3.2. Average Delay
Packets stored and forwarded through the buffer have been experienced a certain amount of delay determined mainly by the load and parameters M and L. We examine the average delay time by computer simulation.
Figure 14 shows the average delay as a function of the load at module #1 with the number of FDLs M as a parameter. The number of modules is N=2. The load of the module #2 is set to 0.5. The length of each FDL is L=L max. It is found that the average delay increases with load at module #1 and M.

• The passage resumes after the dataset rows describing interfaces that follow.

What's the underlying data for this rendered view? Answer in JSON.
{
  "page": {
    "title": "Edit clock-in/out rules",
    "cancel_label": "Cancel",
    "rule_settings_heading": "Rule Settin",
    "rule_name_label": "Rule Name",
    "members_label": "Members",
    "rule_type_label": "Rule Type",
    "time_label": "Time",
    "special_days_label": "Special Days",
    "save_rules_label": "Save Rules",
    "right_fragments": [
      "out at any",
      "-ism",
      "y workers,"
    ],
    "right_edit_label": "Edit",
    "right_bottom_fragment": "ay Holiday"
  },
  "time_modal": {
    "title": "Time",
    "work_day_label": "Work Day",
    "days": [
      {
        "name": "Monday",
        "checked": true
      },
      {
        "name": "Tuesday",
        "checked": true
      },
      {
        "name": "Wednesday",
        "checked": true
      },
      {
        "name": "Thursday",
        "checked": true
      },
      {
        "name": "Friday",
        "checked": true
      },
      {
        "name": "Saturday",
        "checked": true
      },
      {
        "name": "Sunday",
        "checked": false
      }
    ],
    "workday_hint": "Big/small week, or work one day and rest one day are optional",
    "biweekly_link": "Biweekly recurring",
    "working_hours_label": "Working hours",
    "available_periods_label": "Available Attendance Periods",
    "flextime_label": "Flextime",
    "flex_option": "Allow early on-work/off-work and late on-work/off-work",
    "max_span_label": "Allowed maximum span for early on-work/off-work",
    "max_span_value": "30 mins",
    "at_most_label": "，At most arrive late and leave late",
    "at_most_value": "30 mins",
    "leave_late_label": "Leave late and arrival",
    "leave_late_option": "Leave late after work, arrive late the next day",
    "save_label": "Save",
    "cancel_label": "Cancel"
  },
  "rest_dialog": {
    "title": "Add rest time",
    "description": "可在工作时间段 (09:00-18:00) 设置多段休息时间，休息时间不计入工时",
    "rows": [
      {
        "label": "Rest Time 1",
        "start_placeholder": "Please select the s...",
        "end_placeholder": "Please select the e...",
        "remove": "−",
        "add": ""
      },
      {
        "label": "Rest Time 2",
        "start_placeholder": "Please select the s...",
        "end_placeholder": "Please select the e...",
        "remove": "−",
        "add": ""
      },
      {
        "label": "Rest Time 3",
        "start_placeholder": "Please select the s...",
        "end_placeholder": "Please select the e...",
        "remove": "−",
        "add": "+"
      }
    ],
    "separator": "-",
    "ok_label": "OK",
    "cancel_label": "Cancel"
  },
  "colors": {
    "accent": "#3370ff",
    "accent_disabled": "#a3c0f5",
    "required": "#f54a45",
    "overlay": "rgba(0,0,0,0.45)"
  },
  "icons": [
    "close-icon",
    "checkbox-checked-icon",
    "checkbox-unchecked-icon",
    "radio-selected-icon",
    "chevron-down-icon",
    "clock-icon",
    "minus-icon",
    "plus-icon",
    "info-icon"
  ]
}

Figure 15 shows the average delay as a function of the load at module #1 with the length of each FDL L as a parameter. The number of modules is N=2. The load of the module #2 is set to 0.5. The number of FDLs is M=10. It is found that the average delay increases with load at module #1 and L.
Figure 16 shows distribution and moving average indicated by dots and solid curves, respectively, of delay time as a function of packet arrival time to each module with loads as parameters. The load of the module #1 is changed between 0.3, 0.5, and 0.7. The load of the module #2 is set to 0.5. The number of modules is N=2. The number of FDLs is M=30.
The length of each FDL is L=L max. It is found that the delay time shows linear increase with packet arrival time because of the growth of buffer occupation. Moreover, the delay time shows saturation where the buffer occupation comes up to a maximum capacity. In addition, the heavily-loaded module, which corresponds to module #2 at Fig. 16(a) whereas module #1 at (c), shows faster increase and saturation than another module.
We have proposed an autonomous first-in-first-out buffer with capability of storing a single packet in each of FDLs. Characteristics of PLR and average delay have been investigated by numerical simulation. As a result, the PLR and the average delay have a trade-off relation at such parameters as number of FDL M and length of each FDL L. Therefore they should be determined by system demand. Smaller M and larger L can be options for implementing the system from viewpoints of footprint, power consumption, and avoid complicated control. Our future works include detailed investigation of buffering performance considering response time in switching and other constituent devices, and experimental verification.